Oregon became the first state in U.S. history to allow residents to identify themselves as neither male nor female on state driver's licenses on Thursday (15 June).
The rule, approved by the Oregon Transportation Commission, now gives an extra option 'X' in addition to the 'M' for male and 'F' for female options on their licenses. The state's Driver and Motor Vehicle Services Division expects to start offering the option from July. The third-gender option will also be made available on ID cards soon.
The decision came a year after a Portland circuit court judge granted army veteran Jamie Shupe's request to change gender from female to a third, non-gender option.
Shupe became the first legally non-binary person – identifying as neither male nor female — in the United States in June last year.
"I very much plan to head to the nearest DMV and ask for that ID to be corrected on July 3rd, and then I'll no doubt stand out front of the building, or sit in the car, and cry," he said.

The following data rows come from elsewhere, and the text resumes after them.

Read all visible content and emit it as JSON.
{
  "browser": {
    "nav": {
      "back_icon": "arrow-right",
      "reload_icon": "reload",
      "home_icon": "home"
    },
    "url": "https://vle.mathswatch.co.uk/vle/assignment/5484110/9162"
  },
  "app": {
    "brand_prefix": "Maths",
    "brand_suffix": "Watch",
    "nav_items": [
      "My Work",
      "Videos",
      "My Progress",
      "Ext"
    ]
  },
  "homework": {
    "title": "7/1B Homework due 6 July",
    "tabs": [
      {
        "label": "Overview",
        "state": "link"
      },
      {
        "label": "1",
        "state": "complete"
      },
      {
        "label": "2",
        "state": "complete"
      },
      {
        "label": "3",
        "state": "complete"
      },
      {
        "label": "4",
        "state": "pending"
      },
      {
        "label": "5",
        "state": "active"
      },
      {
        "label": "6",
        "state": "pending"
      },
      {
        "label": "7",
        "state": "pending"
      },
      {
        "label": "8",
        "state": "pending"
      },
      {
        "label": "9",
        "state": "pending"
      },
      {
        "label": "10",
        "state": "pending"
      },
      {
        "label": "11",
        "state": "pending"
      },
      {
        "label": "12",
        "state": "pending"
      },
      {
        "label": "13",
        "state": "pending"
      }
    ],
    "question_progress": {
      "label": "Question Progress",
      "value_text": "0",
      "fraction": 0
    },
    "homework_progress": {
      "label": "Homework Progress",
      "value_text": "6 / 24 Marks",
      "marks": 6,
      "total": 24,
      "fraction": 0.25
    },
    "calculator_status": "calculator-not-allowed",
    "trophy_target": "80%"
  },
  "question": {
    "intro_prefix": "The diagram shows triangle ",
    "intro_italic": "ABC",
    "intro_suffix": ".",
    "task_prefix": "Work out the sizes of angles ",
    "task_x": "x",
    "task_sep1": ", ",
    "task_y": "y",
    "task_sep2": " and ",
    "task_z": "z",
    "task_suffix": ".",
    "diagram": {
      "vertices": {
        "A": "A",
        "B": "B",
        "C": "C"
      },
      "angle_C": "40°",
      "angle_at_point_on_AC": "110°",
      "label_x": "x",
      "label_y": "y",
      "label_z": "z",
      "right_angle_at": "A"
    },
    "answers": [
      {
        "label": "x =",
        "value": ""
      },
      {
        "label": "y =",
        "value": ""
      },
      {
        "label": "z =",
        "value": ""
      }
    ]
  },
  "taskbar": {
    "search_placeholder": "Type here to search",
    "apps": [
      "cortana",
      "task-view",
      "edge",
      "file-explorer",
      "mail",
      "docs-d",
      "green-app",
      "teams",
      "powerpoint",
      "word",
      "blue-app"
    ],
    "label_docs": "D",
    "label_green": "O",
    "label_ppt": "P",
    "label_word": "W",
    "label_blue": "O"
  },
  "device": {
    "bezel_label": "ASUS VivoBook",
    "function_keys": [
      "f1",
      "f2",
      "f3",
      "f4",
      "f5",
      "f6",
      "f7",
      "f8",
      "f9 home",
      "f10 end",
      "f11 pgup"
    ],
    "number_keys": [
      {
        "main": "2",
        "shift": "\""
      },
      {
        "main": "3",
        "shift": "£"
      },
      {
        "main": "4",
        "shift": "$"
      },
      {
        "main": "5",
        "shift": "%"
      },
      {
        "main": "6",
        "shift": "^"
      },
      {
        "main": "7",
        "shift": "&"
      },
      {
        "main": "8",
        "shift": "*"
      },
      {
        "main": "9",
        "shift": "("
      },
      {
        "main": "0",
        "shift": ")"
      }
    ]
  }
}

Transgender advocates called this move as a victory for civil rights. "I think this will make a real difference in people's lives, and I think it is a great step for removing even more barriers," Amy Herzfeld-Copple, co-director of LGBTQ advocacy group Basic Rights Oregon, told PBS Newshour.
Following Shupe, a small group of people in California have also obtained court orders that legally identify them as non-binary.
Prominent intersex activists Sara Kelley Keenan and David Strachan have worked for years to convince the states to officially recognize their identity. Keenan was able to change her New York City-issued birth certificate last September which initially read "female" in the sex field but now says "intersex."
According to a 2015 survey in the US, nearly one-third of transgender people who showed an ID with a name or gender that did not match their supposed gender reported harassment, discrimination or assault.